So it’s finally happened – I have my first official handicap. After innumerable telephone calls to various golfing administrators I arrived at the first tee on Sunday the proud possessor of a mathematically convenient 18 handicap.
Confusion regarding starting times meant I was nearly late. From the car park I could see my playing companions standing on the first swishing confidently, and rather impatiently. However, less than three minutes after my arrival I played my first shot as a handicap man.
Conventional wisdom suggests that, with no time to settle myself, I would play abysmally. But, with a perversity that is perhaps the hallmark of my golf, I began by playing the best golf of my life. By the 7th I was two-over the card and the silent envy of my high handicap playing companions.
I think that if they had just kept on being silent, all might yet have been well. But no, they commented. And worse, they made complimentary comments. “You must be lower than 18”, “What a lovely touch around the green”.
And so the trouble began. In most other sports I’ve played, a compliment is easier to accept. I think that has to do with the fact that golf is, to use one of my friend’s epithets, a cruel mistress. She is never more likely to teach me a (further) lesson in humility than just when I am playing moderately well.
So, as a general rule, I regard golfing compliments as if I am a visitor in a beautiful house and they the alarm that may wake a sleeping dog. Whilst sometimes that dog, when woken, will be friendly, invariably it’s just angry. In short, I prefer the alarm not to be sounded during my visit.
The spell was broken. An eight at the par-5 9th saw the dog open one inquisitive eye, a five at the 12th and he was giving a large yawn, stretching and having a scratch. By the par-3 16th, where I took a six, he was well underway and snapping at the seat of my proverbial plus fours.
Having finished, I repaired to the clubhouse with my fellow players, who, you will be relieved but perhaps unsurprised to learn, had stopped paying me compliments shortly after the 9th. However, imagine my surprise to find that playing to my handicap had earned me my first ever golfing prize, a bottle of wine.
I drove home with a warm glow of satisfaction.
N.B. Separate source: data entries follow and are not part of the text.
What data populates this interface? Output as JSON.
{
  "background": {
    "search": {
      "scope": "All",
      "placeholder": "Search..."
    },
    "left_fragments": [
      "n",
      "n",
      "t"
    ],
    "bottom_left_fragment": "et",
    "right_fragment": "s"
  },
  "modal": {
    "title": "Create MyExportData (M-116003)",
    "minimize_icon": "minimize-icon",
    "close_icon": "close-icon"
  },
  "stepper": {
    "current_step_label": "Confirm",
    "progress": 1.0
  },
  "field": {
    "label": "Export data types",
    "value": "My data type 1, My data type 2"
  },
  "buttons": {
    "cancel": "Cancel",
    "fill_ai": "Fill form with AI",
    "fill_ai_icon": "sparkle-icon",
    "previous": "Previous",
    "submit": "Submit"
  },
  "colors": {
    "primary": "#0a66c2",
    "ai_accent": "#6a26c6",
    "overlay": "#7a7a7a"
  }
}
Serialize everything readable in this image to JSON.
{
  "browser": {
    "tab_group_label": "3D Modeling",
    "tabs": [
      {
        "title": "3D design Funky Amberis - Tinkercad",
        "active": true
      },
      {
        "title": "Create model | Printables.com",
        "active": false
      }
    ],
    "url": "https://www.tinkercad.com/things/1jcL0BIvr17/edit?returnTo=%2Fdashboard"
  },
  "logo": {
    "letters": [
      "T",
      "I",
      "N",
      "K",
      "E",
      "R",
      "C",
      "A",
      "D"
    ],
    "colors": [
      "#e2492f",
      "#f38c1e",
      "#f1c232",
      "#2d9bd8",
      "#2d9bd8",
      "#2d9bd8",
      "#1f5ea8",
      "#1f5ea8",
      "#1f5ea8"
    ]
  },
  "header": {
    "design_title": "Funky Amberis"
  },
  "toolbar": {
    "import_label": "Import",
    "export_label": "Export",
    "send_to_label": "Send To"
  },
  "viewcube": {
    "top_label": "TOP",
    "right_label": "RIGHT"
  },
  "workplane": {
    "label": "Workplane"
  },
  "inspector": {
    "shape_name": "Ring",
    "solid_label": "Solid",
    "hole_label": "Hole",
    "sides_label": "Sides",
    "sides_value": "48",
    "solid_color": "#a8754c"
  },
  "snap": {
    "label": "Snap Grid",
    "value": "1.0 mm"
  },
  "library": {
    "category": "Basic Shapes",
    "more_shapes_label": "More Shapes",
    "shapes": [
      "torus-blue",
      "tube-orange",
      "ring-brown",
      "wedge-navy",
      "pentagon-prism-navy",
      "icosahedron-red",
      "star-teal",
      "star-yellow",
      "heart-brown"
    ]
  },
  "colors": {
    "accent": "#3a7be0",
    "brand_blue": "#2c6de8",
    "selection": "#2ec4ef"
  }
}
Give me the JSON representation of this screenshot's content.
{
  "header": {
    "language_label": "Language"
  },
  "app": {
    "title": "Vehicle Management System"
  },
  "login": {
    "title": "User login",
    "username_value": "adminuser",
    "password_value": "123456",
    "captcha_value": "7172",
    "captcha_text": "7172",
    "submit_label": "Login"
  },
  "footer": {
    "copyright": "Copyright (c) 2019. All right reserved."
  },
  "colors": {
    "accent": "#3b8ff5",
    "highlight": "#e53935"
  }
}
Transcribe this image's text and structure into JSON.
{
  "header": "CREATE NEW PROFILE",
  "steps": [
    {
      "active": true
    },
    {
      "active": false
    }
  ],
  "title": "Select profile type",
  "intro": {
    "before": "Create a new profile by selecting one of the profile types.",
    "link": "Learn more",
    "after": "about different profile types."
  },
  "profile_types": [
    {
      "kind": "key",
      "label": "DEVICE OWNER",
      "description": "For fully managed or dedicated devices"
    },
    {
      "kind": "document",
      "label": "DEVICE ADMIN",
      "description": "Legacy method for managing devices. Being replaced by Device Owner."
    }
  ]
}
I had a handicap to which I had played, I had received some, albeit short-lived, compliments about my golf and, into the bargain, won a nice bottle of Shiraz.
It just goes to show you, I suppose, that every dog does have its day.